By John L. Horton

“Free at last, free at last! Thank God Almighty, we are free at last!” — Dr. Martin Luther King, Jr.

I shall try to give you some anecdotal background on my experience with “Watch Night – Freedom’s Eve,” and the like:My first experience with and knowledge of “Watch Night – Freedom’s Eve” was in the late 1940s.

I was born September 20, 1940, and raised in the “Colored” communities and churches of Chattanooga, Tennessee and Cedartown, Georgia.

My birth certificate and those of my parents and grandparents still identify us as “Coloreds.” (Those were the laws of the times in Tennessee and Georgia.)

In many of the homes and communities of “Colored” people were the pictures/portraits of Jesus Christ and Abraham Lincoln in places of honor and recognition.

Lincoln was recognized as the “Earthly Father,” who had freed the slaves/Colored people.

On New Year’s Eve, many Colored churches and communities celebrated “Freedom’s Eve,” or the night before Lincoln (supposedly) freed the slaves on January 1, 1863, with the “Emancipation Proclamation.”

Usually, there was praying, shouting, singing, dancing, and feasting. (Believe me, this was a lively celebration and a joyous occasion for everyone in attendance.)

The names of Jesus and Lincoln were always given special significance and adulatory praise.

In essence, Jesus and Lincoln were, at this time, the Heavenly and Earthly Fathers, who had freed the slaves/Colored people.

It was some years later that I more fully understood and comprehended the significance and essence of this annual celebration and observance.

To this day, many Black churches and communities have continued this venerable tradition and historical event.

Also, it is fair to say that many others have no knowledge of and/or interest in “Watch Night – Freedom’s Eve.”

In most cases, this is due to a lack of knowledge and understanding of its history and significance, especially for Black people.

Accordingly, this is “why” I have written about “Watch Night – Freedom’s Eve” to share its significance and essence with Black and other peoples:


Wednesday, December 31, 1862, the first Watch Night Services were celebrated by free and freed Blacks throughout the nation.
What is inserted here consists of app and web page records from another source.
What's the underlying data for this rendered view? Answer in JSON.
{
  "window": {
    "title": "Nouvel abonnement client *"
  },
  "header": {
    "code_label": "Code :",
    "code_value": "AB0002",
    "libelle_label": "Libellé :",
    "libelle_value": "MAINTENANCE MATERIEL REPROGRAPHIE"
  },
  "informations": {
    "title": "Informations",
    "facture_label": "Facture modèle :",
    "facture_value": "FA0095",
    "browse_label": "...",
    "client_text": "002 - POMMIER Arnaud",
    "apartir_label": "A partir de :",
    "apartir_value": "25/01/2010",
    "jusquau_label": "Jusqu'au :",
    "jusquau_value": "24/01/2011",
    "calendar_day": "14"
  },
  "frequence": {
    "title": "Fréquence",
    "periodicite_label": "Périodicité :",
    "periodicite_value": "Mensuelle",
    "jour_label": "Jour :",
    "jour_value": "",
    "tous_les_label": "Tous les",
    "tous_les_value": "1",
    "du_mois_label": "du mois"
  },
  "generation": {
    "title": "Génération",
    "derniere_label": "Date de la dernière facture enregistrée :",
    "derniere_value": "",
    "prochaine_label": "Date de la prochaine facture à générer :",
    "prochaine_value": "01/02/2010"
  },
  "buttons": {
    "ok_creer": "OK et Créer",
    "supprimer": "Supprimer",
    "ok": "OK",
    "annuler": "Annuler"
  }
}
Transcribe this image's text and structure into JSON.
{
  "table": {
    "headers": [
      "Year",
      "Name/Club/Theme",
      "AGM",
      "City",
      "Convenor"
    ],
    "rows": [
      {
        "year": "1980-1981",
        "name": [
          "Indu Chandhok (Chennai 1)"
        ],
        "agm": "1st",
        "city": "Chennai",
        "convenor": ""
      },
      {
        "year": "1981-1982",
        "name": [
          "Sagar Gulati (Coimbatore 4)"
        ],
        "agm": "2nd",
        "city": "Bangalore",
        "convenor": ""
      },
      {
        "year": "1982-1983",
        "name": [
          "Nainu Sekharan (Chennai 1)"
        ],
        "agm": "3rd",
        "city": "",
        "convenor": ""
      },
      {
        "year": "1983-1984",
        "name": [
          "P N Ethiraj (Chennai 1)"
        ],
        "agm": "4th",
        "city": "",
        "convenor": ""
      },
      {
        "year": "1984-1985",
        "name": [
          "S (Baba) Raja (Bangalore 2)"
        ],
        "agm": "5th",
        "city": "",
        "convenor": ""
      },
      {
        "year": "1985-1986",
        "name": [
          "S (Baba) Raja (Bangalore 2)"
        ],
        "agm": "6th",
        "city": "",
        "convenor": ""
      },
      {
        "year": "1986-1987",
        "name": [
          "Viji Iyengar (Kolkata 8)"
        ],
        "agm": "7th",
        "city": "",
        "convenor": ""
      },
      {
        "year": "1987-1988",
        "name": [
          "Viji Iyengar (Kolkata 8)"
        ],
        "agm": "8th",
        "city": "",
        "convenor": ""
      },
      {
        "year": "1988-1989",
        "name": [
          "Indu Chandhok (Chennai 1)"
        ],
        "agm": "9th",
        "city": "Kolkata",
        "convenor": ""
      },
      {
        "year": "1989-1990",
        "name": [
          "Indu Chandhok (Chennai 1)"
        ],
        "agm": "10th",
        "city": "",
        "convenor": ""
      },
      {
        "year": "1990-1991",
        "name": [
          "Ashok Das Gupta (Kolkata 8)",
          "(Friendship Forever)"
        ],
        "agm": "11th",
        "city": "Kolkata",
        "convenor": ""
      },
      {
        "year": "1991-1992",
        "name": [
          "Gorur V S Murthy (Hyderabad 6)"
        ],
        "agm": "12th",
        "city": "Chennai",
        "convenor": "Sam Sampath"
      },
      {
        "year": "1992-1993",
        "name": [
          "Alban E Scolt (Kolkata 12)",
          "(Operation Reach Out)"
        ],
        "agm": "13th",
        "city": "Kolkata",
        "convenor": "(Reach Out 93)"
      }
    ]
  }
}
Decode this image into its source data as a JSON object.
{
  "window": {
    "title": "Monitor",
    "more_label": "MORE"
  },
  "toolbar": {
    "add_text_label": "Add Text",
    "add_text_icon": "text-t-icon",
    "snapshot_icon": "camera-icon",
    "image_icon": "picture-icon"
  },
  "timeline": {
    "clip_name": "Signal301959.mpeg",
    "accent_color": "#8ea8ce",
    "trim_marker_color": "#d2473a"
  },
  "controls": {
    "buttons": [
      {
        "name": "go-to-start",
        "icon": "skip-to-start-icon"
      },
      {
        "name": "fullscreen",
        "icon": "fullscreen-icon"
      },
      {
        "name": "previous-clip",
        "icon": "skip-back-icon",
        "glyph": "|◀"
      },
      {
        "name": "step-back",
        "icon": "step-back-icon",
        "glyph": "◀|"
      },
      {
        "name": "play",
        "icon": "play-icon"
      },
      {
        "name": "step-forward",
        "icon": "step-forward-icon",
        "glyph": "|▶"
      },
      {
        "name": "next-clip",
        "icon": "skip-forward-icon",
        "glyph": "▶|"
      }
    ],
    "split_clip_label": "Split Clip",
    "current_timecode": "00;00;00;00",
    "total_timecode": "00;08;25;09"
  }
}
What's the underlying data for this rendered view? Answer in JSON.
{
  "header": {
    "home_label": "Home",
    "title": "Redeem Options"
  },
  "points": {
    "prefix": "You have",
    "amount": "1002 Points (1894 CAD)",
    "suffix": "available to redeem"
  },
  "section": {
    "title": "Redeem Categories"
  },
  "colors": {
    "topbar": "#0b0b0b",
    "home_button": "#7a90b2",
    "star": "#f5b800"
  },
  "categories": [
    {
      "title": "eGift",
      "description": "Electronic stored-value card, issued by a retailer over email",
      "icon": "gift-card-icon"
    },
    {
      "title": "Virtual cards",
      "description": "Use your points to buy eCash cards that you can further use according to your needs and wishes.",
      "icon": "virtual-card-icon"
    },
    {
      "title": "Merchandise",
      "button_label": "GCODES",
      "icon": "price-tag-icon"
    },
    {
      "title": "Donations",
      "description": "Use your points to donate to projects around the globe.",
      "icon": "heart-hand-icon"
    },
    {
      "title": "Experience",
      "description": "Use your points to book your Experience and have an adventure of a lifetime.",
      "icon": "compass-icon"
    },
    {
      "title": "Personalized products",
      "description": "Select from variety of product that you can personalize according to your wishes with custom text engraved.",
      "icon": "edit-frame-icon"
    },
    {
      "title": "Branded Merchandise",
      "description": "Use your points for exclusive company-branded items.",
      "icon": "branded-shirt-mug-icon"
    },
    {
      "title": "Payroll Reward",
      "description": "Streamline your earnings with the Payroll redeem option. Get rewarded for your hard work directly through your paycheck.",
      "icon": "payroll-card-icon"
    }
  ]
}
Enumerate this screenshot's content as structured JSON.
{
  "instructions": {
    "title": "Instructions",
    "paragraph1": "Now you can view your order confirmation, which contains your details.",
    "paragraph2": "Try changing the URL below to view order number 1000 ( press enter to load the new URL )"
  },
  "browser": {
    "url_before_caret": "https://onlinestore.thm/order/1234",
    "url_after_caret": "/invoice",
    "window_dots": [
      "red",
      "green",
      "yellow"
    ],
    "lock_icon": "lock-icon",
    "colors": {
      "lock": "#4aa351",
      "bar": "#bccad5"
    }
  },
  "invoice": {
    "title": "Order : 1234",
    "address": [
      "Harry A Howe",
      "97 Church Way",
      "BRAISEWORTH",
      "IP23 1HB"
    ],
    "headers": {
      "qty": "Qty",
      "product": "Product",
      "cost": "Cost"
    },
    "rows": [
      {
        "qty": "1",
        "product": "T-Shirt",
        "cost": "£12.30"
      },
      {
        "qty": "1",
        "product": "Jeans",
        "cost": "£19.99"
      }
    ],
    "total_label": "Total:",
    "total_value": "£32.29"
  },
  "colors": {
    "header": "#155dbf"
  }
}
This celebration took these Black descendants of slaves into the New Year with praise, worship and resolution.


This “Watch Night” tradition in the African-American community grew out of gatherings on December 31, 1862, also called “Freedom’s Eve.”  African Americans gathered all across the nation awaiting the news of the Emancipation Proclamation (January 1, 1863).  I can just imagine the joy and jubilation that our ancestors felt upon hearing that African Americans were “legally free.” (President Lincoln’s Emancipation freed all slaves except those in states and/or parts of states not in rebellion against the Union.)


Watch Night is now celebrated throughout the African-American community.  However, we must never forget the reasons and realities for its existence.  As Dr. Martin Luther King, Jr. would say: “Free at last, free at last!  Thank God Almighty, we are free at last!”  What a night of anticipation December 31, 1862 must have been!  What a day of celebration January 1, 1863 must have been!


By understanding and fulfilling the true essence of Watch Night, African Americans will be able to better resolve the challenges and obstacles that lie before us as a people over 155 years later.  Notwithstanding our special uniqueness in American history, it is now time – in the New Year and New Millennium – to transform ourselves and attain our greatest potential.  It can be done.  All we need to do is work “harder and smarter” at it.


Among other things, we must love and respect ourselves, individually and collectively.  Simply put, we need to be at the forefront of resolving those familial and social ills that afflict our children and communities.  This “empowerment process” recognizes that we are primarily responsible for what happens to us.  And, if things are to drastically change, then it is primarily up to us to make it happen.


For African Americans, these are some of the reasons to celebrate and the lessons to be learned from Watch Night and New Year’s Day observances throughout the nation.  Otherwise, we will be guilty of not remembering our special past and unique history.  To rightly commemorate the significance and jubilation of Watch Night, December 31, 1862, and Emancipation Day, January 1, 1863, we must continue to march forward and at a rapid pace.  We owe this much to our ancestors and to our future.”


All in all, what a grand and glorious way to celebrate Watch Night and New Year’s Day.  This historical night/day of liberation should have everlasting meaning for all of us…as a nation and a people.  And, let us continue to pass on the joy and jubilation of our ancestors on December 31, 1862 and January 1, 1863.  Long live “Watch Night” and all that it stands for!  And, may the New Year and New Millennium bless us all!